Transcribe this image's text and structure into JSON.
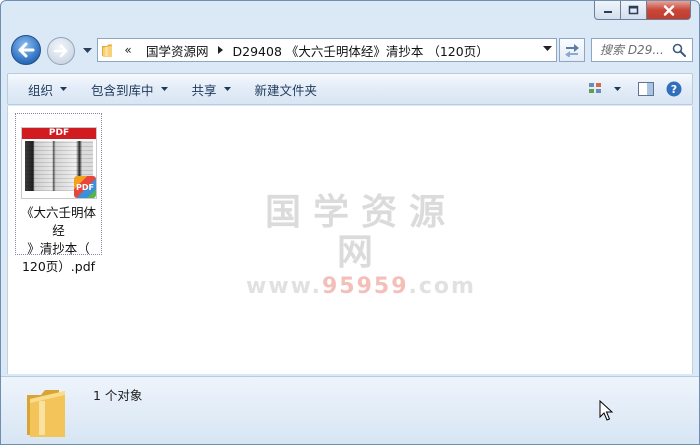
{
  "window": {
    "caption_buttons": {
      "minimize_icon": "minimize-icon",
      "maximize_icon": "maximize-icon",
      "close_icon": "close-icon"
    }
  },
  "navigation": {
    "back_icon": "back-arrow-icon",
    "forward_icon": "forward-arrow-icon",
    "overflow_label": "«",
    "breadcrumbs": [
      {
        "label": "国学资源网"
      },
      {
        "label": "D29408 《大六壬明体经》清抄本 （120页）"
      }
    ],
    "search_placeholder": "搜索 D29..."
  },
  "toolbar": {
    "organize_label": "组织",
    "include_library_label": "包含到库中",
    "share_label": "共享",
    "new_folder_label": "新建文件夹"
  },
  "files": [
    {
      "name": "《大六壬明体经》清抄本（120页）.pdf",
      "name_lines": [
        "《大六壬明体经",
        "》清抄本（",
        "120页）.pdf"
      ],
      "thumb_banner": "PDF",
      "badge": "PDF"
    }
  ],
  "watermark": {
    "title": "国学资源网",
    "domain_prefix": "www.",
    "domain_main": "95959",
    "domain_suffix": ".com"
  },
  "details": {
    "status": "1 个对象"
  },
  "colors": {
    "frame": "#dbe8f5",
    "toolbar_text": "#1e395b",
    "close_button": "#c7473a",
    "pdf_red": "#d01c20",
    "folder_yellow": "#f2c45a"
  }
}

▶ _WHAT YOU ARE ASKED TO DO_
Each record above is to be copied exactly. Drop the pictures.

▶ _ANSWER AREA_
Transcribe this image's text and structure into JSON.
{
  "window": {
    "caption_buttons": {
      "minimize_icon": "minimize-icon",
      "maximize_icon": "maximize-icon",
      "close_icon": "close-icon"
    }
  },
  "navigation": {
    "back_icon": "back-arrow-icon",
    "forward_icon": "forward-arrow-icon",
    "overflow_label": "«",
    "breadcrumbs": [
      {
        "label": "国学资源网"
      },
      {
        "label": "D29408 《大六壬明体经》清抄本 （120页）"
      }
    ],
    "search_placeholder": "搜索 D29..."
  },
  "toolbar": {
    "organize_label": "组织",
    "include_library_label": "包含到库中",
    "share_label": "共享",
    "new_folder_label": "新建文件夹"
  },
  "files": [
    {
      "name": "《大六壬明体经》清抄本（120页）.pdf",
      "name_lines": [
        "《大六壬明体经",
        "》清抄本（",
        "120页）.pdf"
      ],
      "thumb_banner": "PDF",
      "badge": "PDF"
    }
  ],
  "watermark": {
    "title": "国学资源网",
    "domain_prefix": "www.",
    "domain_main": "95959",
    "domain_suffix": ".com"
  },
  "details": {
    "status": "1 个对象"
  },
  "colors": {
    "frame": "#dbe8f5",
    "toolbar_text": "#1e395b",
    "close_button": "#c7473a",
    "pdf_red": "#d01c20",
    "folder_yellow": "#f2c45a"
  }
}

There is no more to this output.